Omit any picture, and return the remaining data exactly as written.
START Exercise material
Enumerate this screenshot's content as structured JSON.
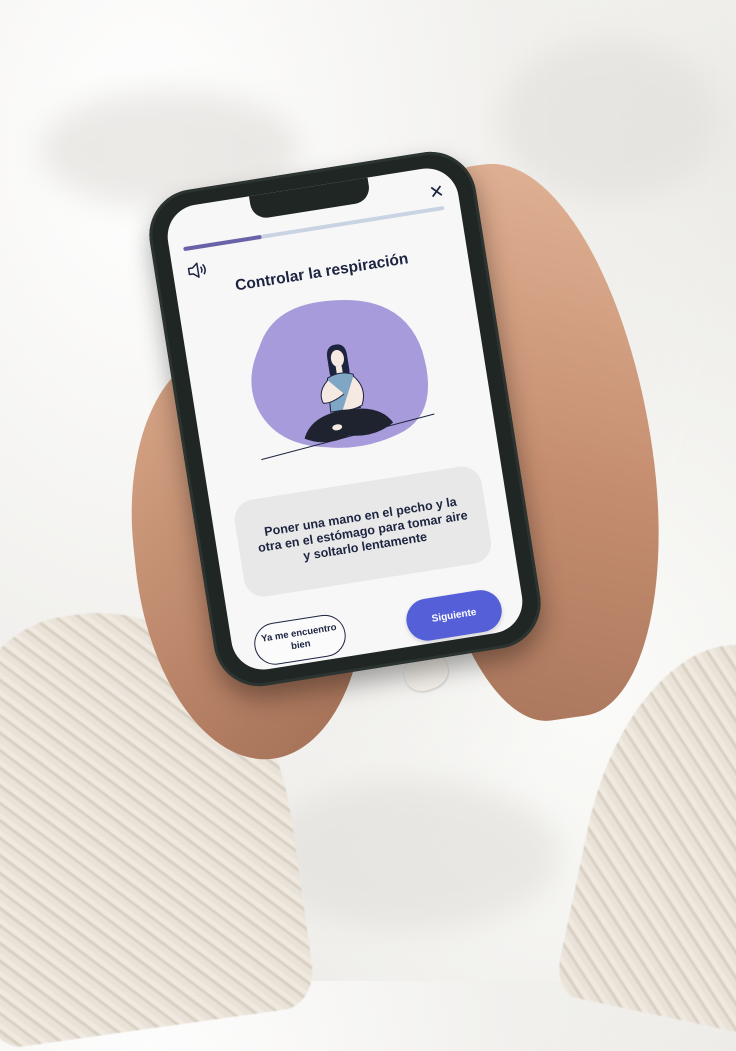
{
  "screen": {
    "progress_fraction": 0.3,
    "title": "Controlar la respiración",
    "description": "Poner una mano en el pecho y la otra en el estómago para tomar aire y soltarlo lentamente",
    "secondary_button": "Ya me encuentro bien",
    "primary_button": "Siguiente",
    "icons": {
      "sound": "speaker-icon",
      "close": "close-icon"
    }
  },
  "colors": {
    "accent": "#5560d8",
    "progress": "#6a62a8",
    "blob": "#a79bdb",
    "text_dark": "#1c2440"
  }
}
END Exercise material
*Solution:*
Enumerate this screenshot's content as structured JSON.
{
  "screen": {
    "progress_fraction": 0.3,
    "title": "Controlar la respiración",
    "description": "Poner una mano en el pecho y la otra en el estómago para tomar aire y soltarlo lentamente",
    "secondary_button": "Ya me encuentro bien",
    "primary_button": "Siguiente",
    "icons": {
      "sound": "speaker-icon",
      "close": "close-icon"
    }
  },
  "colors": {
    "accent": "#5560d8",
    "progress": "#6a62a8",
    "blob": "#a79bdb",
    "text_dark": "#1c2440"
  }
}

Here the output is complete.